EXERCISE DIRECTIONS:
In the listing below, find each line with the string "hint" and return it.

[DATA TO PROCESS — start]

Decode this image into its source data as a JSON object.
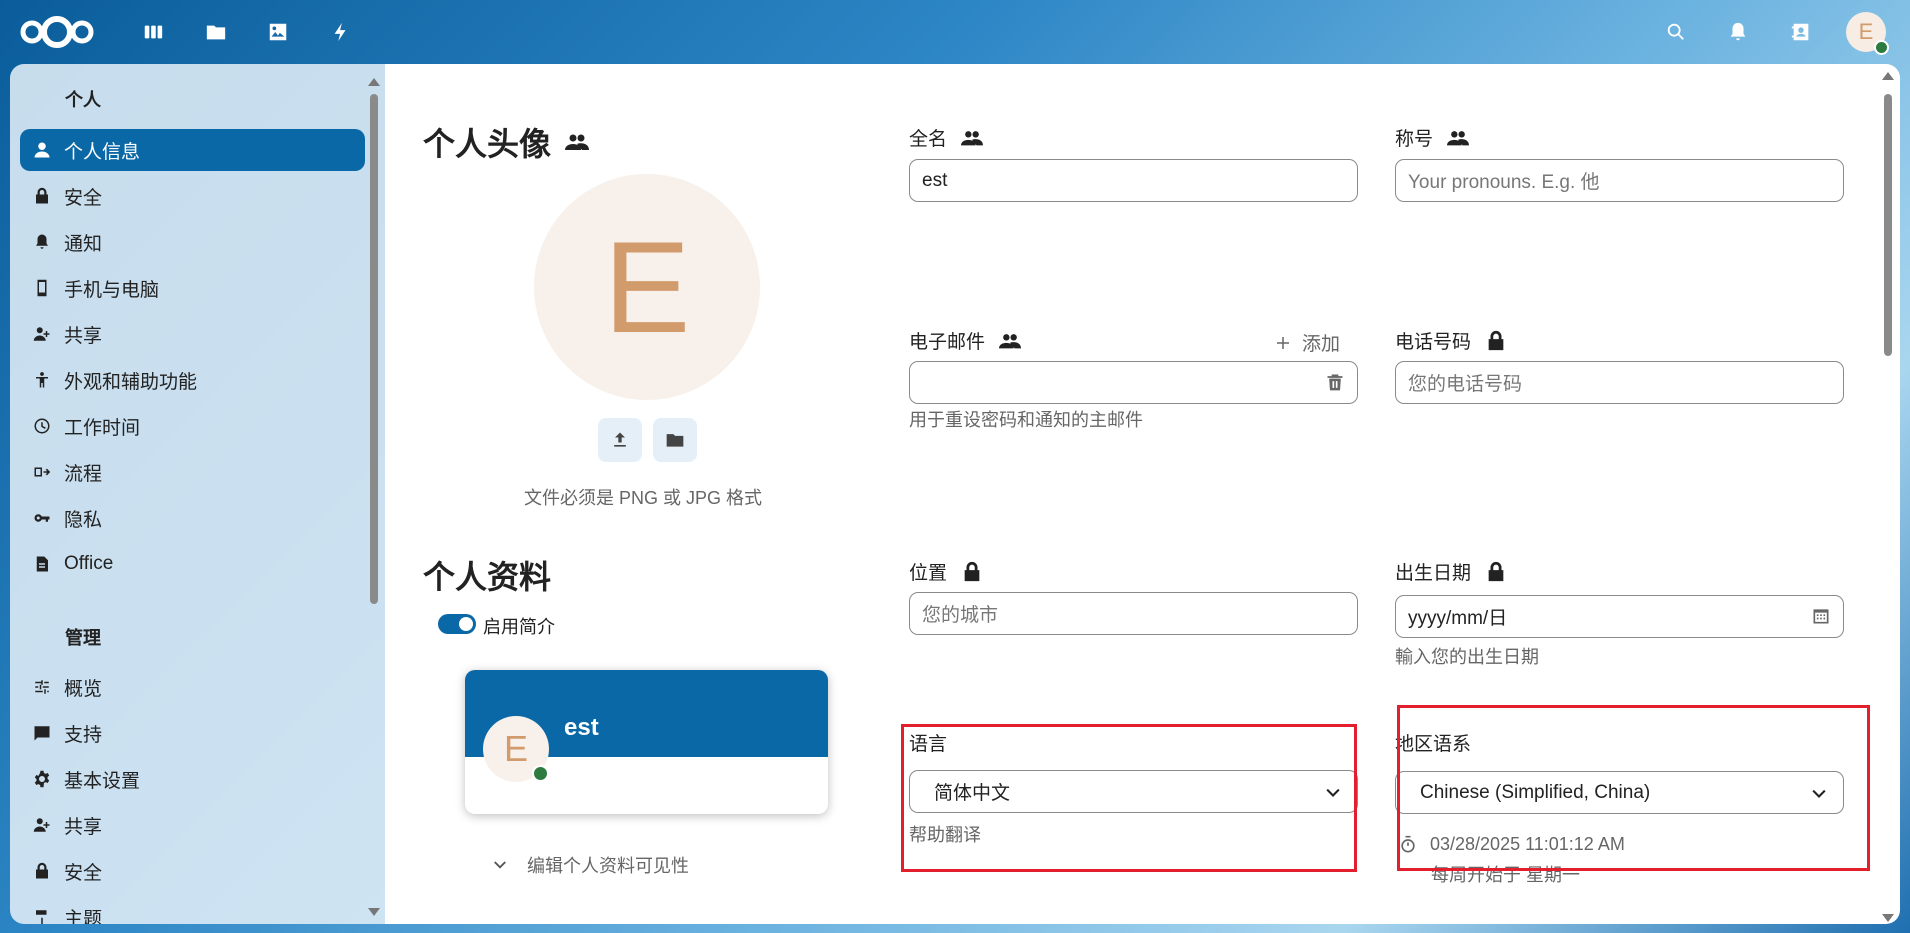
{
  "topbar": {
    "apps": [
      "dashboard-icon",
      "files-icon",
      "photos-icon",
      "activity-icon"
    ],
    "right": [
      "search-icon",
      "bell-icon",
      "contacts-icon"
    ],
    "avatar_letter": "E"
  },
  "sidebar": {
    "heading_personal": "个人",
    "personal_items": [
      {
        "label": "个人信息",
        "icon": "user-icon",
        "active": true
      },
      {
        "label": "安全",
        "icon": "lock-icon"
      },
      {
        "label": "通知",
        "icon": "bell-icon"
      },
      {
        "label": "手机与电脑",
        "icon": "phone-icon"
      },
      {
        "label": "共享",
        "icon": "share-icon"
      },
      {
        "label": "外观和辅助功能",
        "icon": "accessibility-icon"
      },
      {
        "label": "工作时间",
        "icon": "clock-icon"
      },
      {
        "label": "流程",
        "icon": "flow-icon"
      },
      {
        "label": "隐私",
        "icon": "key-icon"
      },
      {
        "label": "Office",
        "icon": "document-icon"
      }
    ],
    "heading_admin": "管理",
    "admin_items": [
      {
        "label": "概览",
        "icon": "sliders-icon"
      },
      {
        "label": "支持",
        "icon": "chat-icon"
      },
      {
        "label": "基本设置",
        "icon": "gear-icon"
      },
      {
        "label": "共享",
        "icon": "share-icon"
      },
      {
        "label": "安全",
        "icon": "lock-icon"
      },
      {
        "label": "主题",
        "icon": "theme-icon"
      }
    ]
  },
  "main": {
    "avatar_section": {
      "title": "个人头像",
      "letter": "E",
      "hint": "文件必须是 PNG 或 JPG 格式"
    },
    "profile_section": {
      "title": "个人资料",
      "toggle_label": "启用简介",
      "card_name": "est",
      "card_letter": "E",
      "visibility_label": "编辑个人资料可见性"
    },
    "fields": {
      "fullname": {
        "label": "全名",
        "value": "est"
      },
      "pronouns": {
        "label": "称号",
        "placeholder": "Your pronouns. E.g. 他"
      },
      "email": {
        "label": "电子邮件",
        "add_label": "添加",
        "value": "",
        "hint": "用于重设密码和通知的主邮件"
      },
      "phone": {
        "label": "电话号码",
        "placeholder": "您的电话号码"
      },
      "location": {
        "label": "位置",
        "placeholder": "您的城市"
      },
      "birthday": {
        "label": "出生日期",
        "placeholder": "yyyy/mm/日",
        "hint": "輸入您的出生日期"
      },
      "language": {
        "label": "语言",
        "value": "简体中文",
        "hint": "帮助翻译"
      },
      "locale": {
        "label": "地区语系",
        "value": "Chinese (Simplified, China)",
        "time": "03/28/2025 11:01:12 AM",
        "week_start": "每周开始于 星期一"
      }
    }
  }
}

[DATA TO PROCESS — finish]

COMPLETED EXERCISE:
      "hint": "文件必须是 PNG 或 JPG 格式"
        "hint": "用于重设密码和通知的主邮件"
        "hint": "輸入您的出生日期"
        "hint": "帮助翻译"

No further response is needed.